so the question still stands a train with 0% loaded does it is consider that it has been loaded zero units?? or it is consider empty??
Open the train window, and see. 0% is probably the rounded down result after normalizing the cacrgo capacity to 100%, so if you have 500 tonnes cargo, 2 tonnes would show as 0%.
in the small train save when i remove 3 of them just put them in the depot
the profit was the same which means i transfer the same amount of coal so they were not really missed
Open the station window too, if there is always sufficient cargo laying around at the station when the train arrives, it loads as fast as possible, and sets off to deliver it to the destination.
the cargo sttats for the station jumped 100 units in 1 year cycle
Industry produces 8 or 9 times a month, and dumps some amount of cargo at the station then. At that moment the cargo allocation kicks in, and assigns the new cargo to the train(s).
where can i find this tables too look into them??
https://github.com/OpenTTD/OpenTTD/blob/master/src/table/engines.h Looks like CARGO_AGING_TICKS is the value you should find. No idea where that is, but 'grep' or 'ack' or 'ag' is your fiend to search through source files.
with the grf i play mostly standard it seems that the game prefers and give bonus to big trains to small trains
Not sure how that happens as you stated "profit is the same for long and short trains".
The default set is just one way of playing the game, where imho the biggest disadvantage is the forced upgrade to monorail and then again to maglev. NewGRF sets are customized to other playing styles, and often avoid the forced upgrade in one way or another.
Using NewGRF really changes the game. Biggest puzzle here is to find NewGRFs that match with your play style.
how the train is loaded all wagon are loaded at the same time? or first 1 wagon and then the other??
Afaik allocation is not done by train, but actually by wagon. There are corner cases there that require careful assigning cargoes, due to automatic refit of wagons (which I haven't fully explored). But you get the same allocation + loading idea between wagons that you also see between trains. When the first wagon has enough cargo allocated, the second cargo gets cargo allocated, etc. Loading runs in parallel for all wagons that have allocated cargo that is not loaded yet.

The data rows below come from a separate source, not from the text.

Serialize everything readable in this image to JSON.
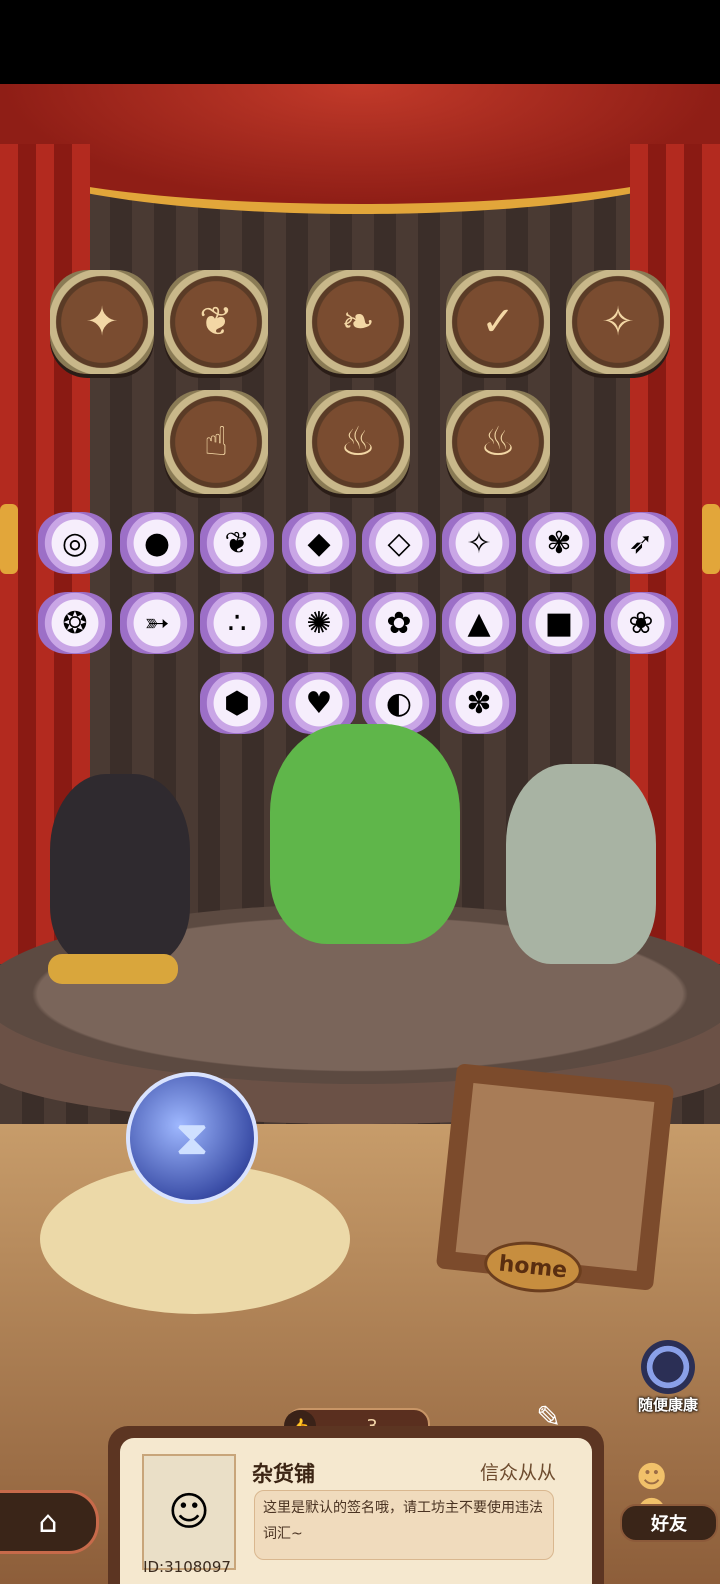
{
  "top_bar": {},
  "medals": {
    "row1": [
      "book-icon",
      "leaf-swirl-icon",
      "heart-icon",
      "scroll-check-icon",
      "fairy-icon"
    ],
    "row2": [
      "hand-plant-icon",
      "cauldron-icon",
      "cauldron-sparkle-icon"
    ]
  },
  "ingredients": {
    "row1": [
      "mirror",
      "tomato",
      "herb",
      "coal",
      "salt",
      "crystal",
      "wheat",
      "feather"
    ],
    "row2": [
      "blue-orb",
      "rainbow-feather",
      "seeds",
      "coral",
      "purple-flower",
      "lava-rock",
      "bread",
      "white-flower"
    ],
    "row3": [
      "honeycomb",
      "potion-bottle",
      "bone",
      "blue-flower"
    ]
  },
  "stage": {
    "home_sign": "home",
    "random_visit_label": "随便康康"
  },
  "profile_card": {
    "likes": "3",
    "shop_name": "杂货铺",
    "role": "信众从从",
    "signature": "这里是默认的签名哦，请工坊主不要使用违法词汇~",
    "user_id": "ID:3108097"
  },
  "nav": {
    "friends_label": "好友"
  }
}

when you click the information of the train you get the impression that it loads wagon after wagon
butt playing the 2 save behave it seems rather that is loads all wagons at the same time
Yep, no cargo is allocated to the second wagon until the first one has all its cargo allocated.
the information just graphical represents the process but does not show the actual work in the background
cargo available at the station (which gets supplied by industries every now and then), si split into allocated heaps for each wagon, with the limitation that a new heap for another wagon is only started if all the previous wagons have sufficient cargo.
Each wagon that has cargo for it on its heap which is not in the wagon, loads some amount, depending on the loading speed of the wagon.
So yeah, the heaps for each wagon is not individually shown, but otherwise, the graphics do show this process. If you enable cargo-dist, you can even see the lists allocated cargo for each train, in the station window.
is loading unloading time the same?/ or it can be different??
No idea, NewGRF specs can tell you. Someone who codes train newgrfs likely knows this without looking it up.
i know too many question in depth of the game
Good thing the source of the game that provides all the answers is freely available. It contains more information than I know too.
i was a bit supriced by my test
my thinking was smaller train will load faster leave station sooner so with the cargo depending on the day travelled it could make it have more profit
It also depends on the amount of cargo provided by the industries, and landscape (hills are more difficult for longer trains).
In the save I loaded, you seem to flatten the landscape for the tracks, I used to do that too, but I found the game becomes more fun if you don't. Instead of ploughing through the mountains, run the train around it. It gives you additional puzzles of where to put the track such that delivery is still fast.